*What you are asked to do:* Could you copy every entry exactly, with nothing changed?

*** The data ***

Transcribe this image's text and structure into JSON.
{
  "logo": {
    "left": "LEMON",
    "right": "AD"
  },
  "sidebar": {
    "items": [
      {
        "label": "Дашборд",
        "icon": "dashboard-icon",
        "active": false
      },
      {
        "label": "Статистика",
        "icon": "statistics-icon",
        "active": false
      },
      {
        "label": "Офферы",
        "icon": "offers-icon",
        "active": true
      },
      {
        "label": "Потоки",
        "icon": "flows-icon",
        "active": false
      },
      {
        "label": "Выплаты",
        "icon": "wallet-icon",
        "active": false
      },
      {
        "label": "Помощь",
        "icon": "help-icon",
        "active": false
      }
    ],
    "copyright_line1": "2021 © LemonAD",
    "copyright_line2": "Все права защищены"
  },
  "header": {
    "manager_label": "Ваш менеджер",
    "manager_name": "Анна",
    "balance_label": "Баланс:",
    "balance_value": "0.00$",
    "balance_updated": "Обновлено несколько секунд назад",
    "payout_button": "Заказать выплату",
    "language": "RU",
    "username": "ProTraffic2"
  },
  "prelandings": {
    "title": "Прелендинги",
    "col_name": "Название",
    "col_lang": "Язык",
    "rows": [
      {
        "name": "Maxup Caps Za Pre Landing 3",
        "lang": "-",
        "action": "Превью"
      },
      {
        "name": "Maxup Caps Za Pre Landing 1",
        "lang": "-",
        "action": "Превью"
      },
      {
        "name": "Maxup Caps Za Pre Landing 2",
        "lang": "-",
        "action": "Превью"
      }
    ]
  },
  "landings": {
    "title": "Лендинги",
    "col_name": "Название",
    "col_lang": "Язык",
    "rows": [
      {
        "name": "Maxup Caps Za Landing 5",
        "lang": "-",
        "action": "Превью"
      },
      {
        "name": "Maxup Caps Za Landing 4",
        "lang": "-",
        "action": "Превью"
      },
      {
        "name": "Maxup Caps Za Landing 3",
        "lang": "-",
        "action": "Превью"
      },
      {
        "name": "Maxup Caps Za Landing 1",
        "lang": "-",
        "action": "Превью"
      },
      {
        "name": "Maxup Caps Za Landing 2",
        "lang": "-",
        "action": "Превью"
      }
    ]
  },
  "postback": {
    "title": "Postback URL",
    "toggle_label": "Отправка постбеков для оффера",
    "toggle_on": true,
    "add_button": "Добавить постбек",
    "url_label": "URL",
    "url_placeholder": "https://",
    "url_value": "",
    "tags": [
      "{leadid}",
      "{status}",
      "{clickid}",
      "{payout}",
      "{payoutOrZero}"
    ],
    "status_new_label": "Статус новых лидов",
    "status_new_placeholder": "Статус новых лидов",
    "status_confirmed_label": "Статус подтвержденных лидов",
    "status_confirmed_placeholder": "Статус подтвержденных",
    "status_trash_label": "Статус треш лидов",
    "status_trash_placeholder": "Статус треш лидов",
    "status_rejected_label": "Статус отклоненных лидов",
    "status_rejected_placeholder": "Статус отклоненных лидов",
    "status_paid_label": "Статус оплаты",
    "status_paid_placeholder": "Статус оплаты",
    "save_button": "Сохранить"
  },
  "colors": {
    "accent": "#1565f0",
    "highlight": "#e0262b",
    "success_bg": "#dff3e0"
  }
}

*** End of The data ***

*Response:*
Transcribe this image's text and structure into JSON.
{
  "logo": {
    "left": "LEMON",
    "right": "AD"
  },
  "sidebar": {
    "items": [
      {
        "label": "Дашборд",
        "icon": "dashboard-icon",
        "active": false
      },
      {
        "label": "Статистика",
        "icon": "statistics-icon",
        "active": false
      },
      {
        "label": "Офферы",
        "icon": "offers-icon",
        "active": true
      },
      {
        "label": "Потоки",
        "icon": "flows-icon",
        "active": false
      },
      {
        "label": "Выплаты",
        "icon": "wallet-icon",
        "active": false
      },
      {
        "label": "Помощь",
        "icon": "help-icon",
        "active": false
      }
    ],
    "copyright_line1": "2021 © LemonAD",
    "copyright_line2": "Все права защищены"
  },
  "header": {
    "manager_label": "Ваш менеджер",
    "manager_name": "Анна",
    "balance_label": "Баланс:",
    "balance_value": "0.00$",
    "balance_updated": "Обновлено несколько секунд назад",
    "payout_button": "Заказать выплату",
    "language": "RU",
    "username": "ProTraffic2"
  },
  "prelandings": {
    "title": "Прелендинги",
    "col_name": "Название",
    "col_lang": "Язык",
    "rows": [
      {
        "name": "Maxup Caps Za Pre Landing 3",
        "lang": "-",
        "action": "Превью"
      },
      {
        "name": "Maxup Caps Za Pre Landing 1",
        "lang": "-",
        "action": "Превью"
      },
      {
        "name": "Maxup Caps Za Pre Landing 2",
        "lang": "-",
        "action": "Превью"
      }
    ]
  },
  "landings": {
    "title": "Лендинги",
    "col_name": "Название",
    "col_lang": "Язык",
    "rows": [
      {
        "name": "Maxup Caps Za Landing 5",
        "lang": "-",
        "action": "Превью"
      },
      {
        "name": "Maxup Caps Za Landing 4",
        "lang": "-",
        "action": "Превью"
      },
      {
        "name": "Maxup Caps Za Landing 3",
        "lang": "-",
        "action": "Превью"
      },
      {
        "name": "Maxup Caps Za Landing 1",
        "lang": "-",
        "action": "Превью"
      },
      {
        "name": "Maxup Caps Za Landing 2",
        "lang": "-",
        "action": "Превью"
      }
    ]
  },
  "postback": {
    "title": "Postback URL",
    "toggle_label": "Отправка постбеков для оффера",
    "toggle_on": true,
    "add_button": "Добавить постбек",
    "url_label": "URL",
    "url_placeholder": "https://",
    "url_value": "",
    "tags": [
      "{leadid}",
      "{status}",
      "{clickid}",
      "{payout}",
      "{payoutOrZero}"
    ],
    "status_new_label": "Статус новых лидов",
    "status_new_placeholder": "Статус новых лидов",
    "status_confirmed_label": "Статус подтвержденных лидов",
    "status_confirmed_placeholder": "Статус подтвержденных",
    "status_trash_label": "Статус треш лидов",
    "status_trash_placeholder": "Статус треш лидов",
    "status_rejected_label": "Статус отклоненных лидов",
    "status_rejected_placeholder": "Статус отклоненных лидов",
    "status_paid_label": "Статус оплаты",
    "status_paid_placeholder": "Статус оплаты",
    "save_button": "Сохранить"
  },
  "colors": {
    "accent": "#1565f0",
    "highlight": "#e0262b",
    "success_bg": "#dff3e0"
  }
}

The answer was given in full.